ARNO, Arn or Aquila (c. 750-821), bishop and afterwards archbishop of Salzburg, entered the church at an early age, and after passing some time at Freising became abbot of Elnon, or St Amand as it was afterwards called, where he made the acquaintance of Alcuin. In 785 he was made bishop of Salzburg and in 787 was employed by Tassilo III., duke of the Bavarians, as an envoy to Charlemagne at Rome. He appears to have attracted the notice of the Frankish king, through whose influence in 798 Salzburg was made the seat of an archbishopric; and Arno, as the first holder of this office, became metropolitan of Bavaria and received the pallium from Pope Leo III. The area of his authority was extended to the east by the conquests of Charlemagne over the Avars, and he began to take a prominent part in the government of Bavaria. He acted as one of the missi dominici, and spent some time at the court of Charlemagne, where he was known by the assembled scholars as Aquila, and his name appears as one of the signatories to the emperor’s will. He established a library at Salzburg, furthered in other ways the interests of learning, and presided over several synods called to improve the condition of the church in Bavaria. Soon after the death of Charlemagne in 814, Arno appears to have withdrawn from active life, although he retained his archbishopric until his death on the 24th of January 821. Aided by a deacon named Benedict, Arno drew up about 788 a catalogue of lands and proprietary rights belonging to the church in Bavaria, under the title of Indiculus or Congestum Arnonis. An edition of this work, which is of considerable value to historical students, was published at Munich in 1869 with notes by F. Keinz. Many other works were produced under the protection of Arno, among them a Salzburg consuetudinary, an edition of which appears in Quellen und Erörterungen zur bayrischen und deutschen Geschichte, Band vii., edited by L. Rockinger (Munich, 1856). It has been suggested by W. von Giesebrecht that Arno was the author of an early section of Annales Laurissenses majores, which deals with the history of the Frankish kings from 741 to 829, and of which an edition appears in Monumenta Germaniae historica. Scriptores, Band i. pp. 128-131, edited by G. H. Pertz (Hanover, 1826). If this supposition be correct, Arno was the first extant writer to apply the name Deutsch (theodisca) to the German language.

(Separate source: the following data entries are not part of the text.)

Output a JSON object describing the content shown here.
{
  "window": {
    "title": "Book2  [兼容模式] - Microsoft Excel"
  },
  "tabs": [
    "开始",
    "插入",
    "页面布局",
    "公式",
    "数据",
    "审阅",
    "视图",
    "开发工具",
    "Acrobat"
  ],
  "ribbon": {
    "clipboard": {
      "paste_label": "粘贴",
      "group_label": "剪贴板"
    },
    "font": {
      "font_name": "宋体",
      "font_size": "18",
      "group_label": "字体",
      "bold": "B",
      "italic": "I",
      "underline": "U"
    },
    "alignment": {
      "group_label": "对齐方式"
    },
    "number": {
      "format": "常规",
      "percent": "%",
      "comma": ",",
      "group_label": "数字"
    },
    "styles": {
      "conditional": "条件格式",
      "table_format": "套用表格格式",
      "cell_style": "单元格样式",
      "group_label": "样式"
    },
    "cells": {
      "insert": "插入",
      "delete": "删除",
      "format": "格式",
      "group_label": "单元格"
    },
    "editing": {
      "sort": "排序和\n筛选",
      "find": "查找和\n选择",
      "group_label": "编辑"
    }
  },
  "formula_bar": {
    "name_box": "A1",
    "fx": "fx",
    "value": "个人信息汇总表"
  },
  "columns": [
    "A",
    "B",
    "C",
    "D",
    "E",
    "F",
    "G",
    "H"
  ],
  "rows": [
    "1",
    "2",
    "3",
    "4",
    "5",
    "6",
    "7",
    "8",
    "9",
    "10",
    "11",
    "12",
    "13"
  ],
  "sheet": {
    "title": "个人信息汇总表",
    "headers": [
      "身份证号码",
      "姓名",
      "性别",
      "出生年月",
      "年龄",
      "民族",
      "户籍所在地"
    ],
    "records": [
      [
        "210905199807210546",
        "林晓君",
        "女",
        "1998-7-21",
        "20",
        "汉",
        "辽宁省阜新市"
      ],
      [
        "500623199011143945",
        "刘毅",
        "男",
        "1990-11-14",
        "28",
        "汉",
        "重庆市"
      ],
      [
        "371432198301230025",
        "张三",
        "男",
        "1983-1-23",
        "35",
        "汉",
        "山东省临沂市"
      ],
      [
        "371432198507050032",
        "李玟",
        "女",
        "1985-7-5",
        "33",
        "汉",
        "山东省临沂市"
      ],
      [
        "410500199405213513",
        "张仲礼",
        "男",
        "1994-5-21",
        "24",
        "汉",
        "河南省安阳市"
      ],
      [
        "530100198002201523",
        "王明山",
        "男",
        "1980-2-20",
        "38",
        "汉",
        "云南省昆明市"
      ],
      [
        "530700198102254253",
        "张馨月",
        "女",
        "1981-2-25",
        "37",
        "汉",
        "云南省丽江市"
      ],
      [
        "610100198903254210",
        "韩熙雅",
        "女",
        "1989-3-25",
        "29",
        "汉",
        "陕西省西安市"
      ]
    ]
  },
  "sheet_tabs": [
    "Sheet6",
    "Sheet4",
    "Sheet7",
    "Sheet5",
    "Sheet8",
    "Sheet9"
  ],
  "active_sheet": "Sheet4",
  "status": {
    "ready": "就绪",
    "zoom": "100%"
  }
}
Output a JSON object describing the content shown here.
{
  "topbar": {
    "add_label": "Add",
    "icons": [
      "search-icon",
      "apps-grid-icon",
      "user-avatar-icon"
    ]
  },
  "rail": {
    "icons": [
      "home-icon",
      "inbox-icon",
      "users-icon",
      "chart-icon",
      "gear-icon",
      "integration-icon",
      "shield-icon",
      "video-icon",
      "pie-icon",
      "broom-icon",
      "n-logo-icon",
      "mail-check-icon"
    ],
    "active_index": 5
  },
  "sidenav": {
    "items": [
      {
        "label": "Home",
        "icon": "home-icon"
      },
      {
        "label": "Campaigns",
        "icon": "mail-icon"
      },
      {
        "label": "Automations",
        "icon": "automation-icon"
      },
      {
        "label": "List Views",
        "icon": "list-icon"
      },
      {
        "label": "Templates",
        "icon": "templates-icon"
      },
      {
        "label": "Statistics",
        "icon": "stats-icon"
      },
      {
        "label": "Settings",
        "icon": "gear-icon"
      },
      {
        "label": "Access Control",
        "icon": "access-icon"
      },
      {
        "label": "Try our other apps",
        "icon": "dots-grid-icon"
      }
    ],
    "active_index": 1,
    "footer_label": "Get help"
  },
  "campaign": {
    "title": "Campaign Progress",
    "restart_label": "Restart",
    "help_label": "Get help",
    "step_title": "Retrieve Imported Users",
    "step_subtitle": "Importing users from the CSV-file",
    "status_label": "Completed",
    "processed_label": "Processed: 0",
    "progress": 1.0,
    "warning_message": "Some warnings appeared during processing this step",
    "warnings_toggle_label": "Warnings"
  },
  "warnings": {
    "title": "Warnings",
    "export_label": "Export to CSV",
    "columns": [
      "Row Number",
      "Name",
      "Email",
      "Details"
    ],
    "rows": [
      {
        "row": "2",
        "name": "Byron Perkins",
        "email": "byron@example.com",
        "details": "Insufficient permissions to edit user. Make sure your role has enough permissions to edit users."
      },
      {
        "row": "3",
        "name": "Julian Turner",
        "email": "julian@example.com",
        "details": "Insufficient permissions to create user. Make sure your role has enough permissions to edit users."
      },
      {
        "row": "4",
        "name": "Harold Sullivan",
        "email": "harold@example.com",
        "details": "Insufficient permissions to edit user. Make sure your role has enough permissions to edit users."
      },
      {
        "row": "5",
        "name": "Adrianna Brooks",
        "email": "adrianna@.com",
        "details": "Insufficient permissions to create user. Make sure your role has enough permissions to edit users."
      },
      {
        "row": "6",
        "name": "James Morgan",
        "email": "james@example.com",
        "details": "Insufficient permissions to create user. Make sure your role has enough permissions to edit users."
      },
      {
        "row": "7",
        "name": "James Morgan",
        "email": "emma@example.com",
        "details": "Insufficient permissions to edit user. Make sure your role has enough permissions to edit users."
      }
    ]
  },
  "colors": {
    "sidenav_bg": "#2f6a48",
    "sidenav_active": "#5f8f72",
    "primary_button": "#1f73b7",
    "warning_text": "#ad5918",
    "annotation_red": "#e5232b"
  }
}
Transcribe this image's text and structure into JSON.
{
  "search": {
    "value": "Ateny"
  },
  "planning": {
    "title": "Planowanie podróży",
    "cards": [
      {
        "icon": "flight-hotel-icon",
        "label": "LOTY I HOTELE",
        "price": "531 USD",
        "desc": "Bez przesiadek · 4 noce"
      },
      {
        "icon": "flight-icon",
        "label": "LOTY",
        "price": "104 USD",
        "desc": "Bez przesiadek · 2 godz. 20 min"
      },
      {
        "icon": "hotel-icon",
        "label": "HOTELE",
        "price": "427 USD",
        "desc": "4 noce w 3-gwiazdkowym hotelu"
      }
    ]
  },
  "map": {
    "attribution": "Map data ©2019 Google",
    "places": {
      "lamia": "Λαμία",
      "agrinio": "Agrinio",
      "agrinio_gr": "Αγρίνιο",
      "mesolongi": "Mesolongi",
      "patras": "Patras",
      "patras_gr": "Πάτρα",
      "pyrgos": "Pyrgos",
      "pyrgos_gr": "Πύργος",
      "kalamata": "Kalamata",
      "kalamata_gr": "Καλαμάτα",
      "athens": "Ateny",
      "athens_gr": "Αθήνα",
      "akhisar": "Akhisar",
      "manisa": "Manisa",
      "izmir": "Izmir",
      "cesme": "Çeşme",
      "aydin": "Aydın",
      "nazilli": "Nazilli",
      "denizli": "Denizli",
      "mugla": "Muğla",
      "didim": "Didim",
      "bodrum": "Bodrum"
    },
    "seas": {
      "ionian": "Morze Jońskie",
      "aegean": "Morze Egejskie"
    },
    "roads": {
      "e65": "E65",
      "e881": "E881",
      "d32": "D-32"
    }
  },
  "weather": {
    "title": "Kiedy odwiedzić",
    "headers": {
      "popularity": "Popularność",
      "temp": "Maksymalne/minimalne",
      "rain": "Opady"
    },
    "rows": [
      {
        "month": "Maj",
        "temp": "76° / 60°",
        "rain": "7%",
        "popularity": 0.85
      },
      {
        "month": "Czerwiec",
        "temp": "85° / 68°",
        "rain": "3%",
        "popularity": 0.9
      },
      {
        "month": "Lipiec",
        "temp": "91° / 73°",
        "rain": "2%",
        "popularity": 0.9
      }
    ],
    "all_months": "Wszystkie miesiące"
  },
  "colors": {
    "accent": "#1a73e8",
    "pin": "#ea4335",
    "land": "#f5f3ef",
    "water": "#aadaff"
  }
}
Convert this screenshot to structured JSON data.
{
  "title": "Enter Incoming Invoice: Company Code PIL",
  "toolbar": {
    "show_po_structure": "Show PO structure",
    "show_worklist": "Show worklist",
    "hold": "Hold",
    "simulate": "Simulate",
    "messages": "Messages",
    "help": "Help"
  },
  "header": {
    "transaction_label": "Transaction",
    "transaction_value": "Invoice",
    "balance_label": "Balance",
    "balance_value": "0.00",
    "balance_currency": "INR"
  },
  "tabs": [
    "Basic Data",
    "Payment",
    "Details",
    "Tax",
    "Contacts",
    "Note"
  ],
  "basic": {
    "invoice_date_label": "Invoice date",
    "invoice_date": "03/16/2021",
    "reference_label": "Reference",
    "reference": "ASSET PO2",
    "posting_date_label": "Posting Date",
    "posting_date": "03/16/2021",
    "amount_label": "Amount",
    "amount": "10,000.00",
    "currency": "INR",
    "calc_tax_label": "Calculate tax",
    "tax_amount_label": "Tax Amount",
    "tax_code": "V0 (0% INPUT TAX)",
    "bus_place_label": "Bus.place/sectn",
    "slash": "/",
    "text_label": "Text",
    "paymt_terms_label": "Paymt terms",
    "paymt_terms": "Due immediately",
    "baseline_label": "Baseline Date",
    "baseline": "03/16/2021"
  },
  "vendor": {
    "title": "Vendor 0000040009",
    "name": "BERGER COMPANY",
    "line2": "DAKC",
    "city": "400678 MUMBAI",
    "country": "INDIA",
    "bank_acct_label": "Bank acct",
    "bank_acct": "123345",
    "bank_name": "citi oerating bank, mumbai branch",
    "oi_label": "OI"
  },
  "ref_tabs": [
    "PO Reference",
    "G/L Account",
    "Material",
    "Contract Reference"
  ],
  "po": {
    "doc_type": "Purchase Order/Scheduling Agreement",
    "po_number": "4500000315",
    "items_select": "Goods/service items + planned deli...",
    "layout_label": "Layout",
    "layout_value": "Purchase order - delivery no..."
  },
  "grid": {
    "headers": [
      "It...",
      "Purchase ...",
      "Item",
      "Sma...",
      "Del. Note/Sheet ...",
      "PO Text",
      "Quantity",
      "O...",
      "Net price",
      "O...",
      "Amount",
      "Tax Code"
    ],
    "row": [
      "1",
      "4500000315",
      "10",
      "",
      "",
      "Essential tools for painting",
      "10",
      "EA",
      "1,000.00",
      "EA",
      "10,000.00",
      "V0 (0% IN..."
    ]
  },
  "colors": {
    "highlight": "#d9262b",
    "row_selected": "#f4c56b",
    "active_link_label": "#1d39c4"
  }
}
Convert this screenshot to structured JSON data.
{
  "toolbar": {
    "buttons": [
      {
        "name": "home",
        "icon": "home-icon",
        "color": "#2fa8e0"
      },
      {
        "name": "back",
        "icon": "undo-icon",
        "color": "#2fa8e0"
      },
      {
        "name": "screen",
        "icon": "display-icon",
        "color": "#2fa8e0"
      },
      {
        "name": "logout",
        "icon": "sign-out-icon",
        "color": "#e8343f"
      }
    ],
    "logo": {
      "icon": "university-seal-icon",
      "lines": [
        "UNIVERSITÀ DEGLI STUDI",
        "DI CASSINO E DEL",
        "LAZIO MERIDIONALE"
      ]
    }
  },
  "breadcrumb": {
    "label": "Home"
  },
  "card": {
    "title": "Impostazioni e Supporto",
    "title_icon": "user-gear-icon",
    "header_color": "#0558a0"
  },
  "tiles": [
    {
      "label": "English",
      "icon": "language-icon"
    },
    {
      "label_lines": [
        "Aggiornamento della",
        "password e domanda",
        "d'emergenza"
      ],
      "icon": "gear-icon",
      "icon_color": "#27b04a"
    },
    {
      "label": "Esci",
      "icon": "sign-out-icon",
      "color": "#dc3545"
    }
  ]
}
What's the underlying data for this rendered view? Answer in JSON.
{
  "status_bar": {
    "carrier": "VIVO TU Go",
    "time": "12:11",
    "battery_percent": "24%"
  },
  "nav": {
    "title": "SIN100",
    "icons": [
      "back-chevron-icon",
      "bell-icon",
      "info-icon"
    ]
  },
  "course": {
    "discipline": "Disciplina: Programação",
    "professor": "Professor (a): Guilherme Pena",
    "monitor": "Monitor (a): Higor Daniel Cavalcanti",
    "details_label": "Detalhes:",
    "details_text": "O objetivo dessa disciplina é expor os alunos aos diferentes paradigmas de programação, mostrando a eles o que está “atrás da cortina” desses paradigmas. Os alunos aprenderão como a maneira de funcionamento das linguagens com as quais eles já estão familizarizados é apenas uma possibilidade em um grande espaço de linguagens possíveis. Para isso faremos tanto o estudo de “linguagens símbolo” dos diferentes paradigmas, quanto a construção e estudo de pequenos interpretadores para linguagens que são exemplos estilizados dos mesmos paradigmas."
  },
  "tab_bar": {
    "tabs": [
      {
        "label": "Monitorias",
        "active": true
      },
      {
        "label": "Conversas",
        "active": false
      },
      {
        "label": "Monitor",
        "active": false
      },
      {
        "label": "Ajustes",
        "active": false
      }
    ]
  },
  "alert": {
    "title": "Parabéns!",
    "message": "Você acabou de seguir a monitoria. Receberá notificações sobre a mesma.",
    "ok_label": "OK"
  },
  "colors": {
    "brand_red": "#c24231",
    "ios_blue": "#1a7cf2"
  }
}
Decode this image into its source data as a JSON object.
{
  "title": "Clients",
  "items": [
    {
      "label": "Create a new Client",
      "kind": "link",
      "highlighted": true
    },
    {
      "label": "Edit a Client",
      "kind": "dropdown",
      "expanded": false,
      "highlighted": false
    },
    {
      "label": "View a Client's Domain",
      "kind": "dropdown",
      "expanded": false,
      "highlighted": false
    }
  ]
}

ARNO (anc. Arnus), a river of Italy which rises from the Monte Falterona, about 25 m. E.N.E. of Florence, 4265 ft. above the sea. It first runs S.S.E. through a beautiful valley, the Casentino; near Arezzo it turns W., and at Montevarchi N.N.W.; 10 m. below it forces its way through the limestone rock at Incisa and 10 m. farther on, at Pontassieve, it is joined by the Sieve. Thence it runs westward to Florence and through the gorge of Golfolina onwards to Empoli and Pisa, receiving various tributaries in its course, and falls into the sea 7½ m. west of Pisa, after a total course of 155 m. In prehistoric times the river ran straight on along the valley of the Chiana and joined the Tiber near Orvieto; and there was a great lake, the north end of which was at Incisa and the south at the lake of Chiusi. The distance from Pisa to the mouth in the time of Strabo was only 2½ m. The Serchio (anc. Auser), which joined the Arno at Pisa in ancient times, now flows into the sea independently. The Arno is navigable for barges as far as Florence; but it is liable to sudden floods, and brings down with it large quantities of earth and stones, so that it requires careful regulation. The most remarkable inundations were those of 1537 and 1740; in the former year the water rose to 8 ft. in the streets of Florence. The valley between Incisa and Arezzo contains accumulations of fossil bones of the deer, elephant, rhinoceros, mastodon, hippopotamus, bear, tiger, &c.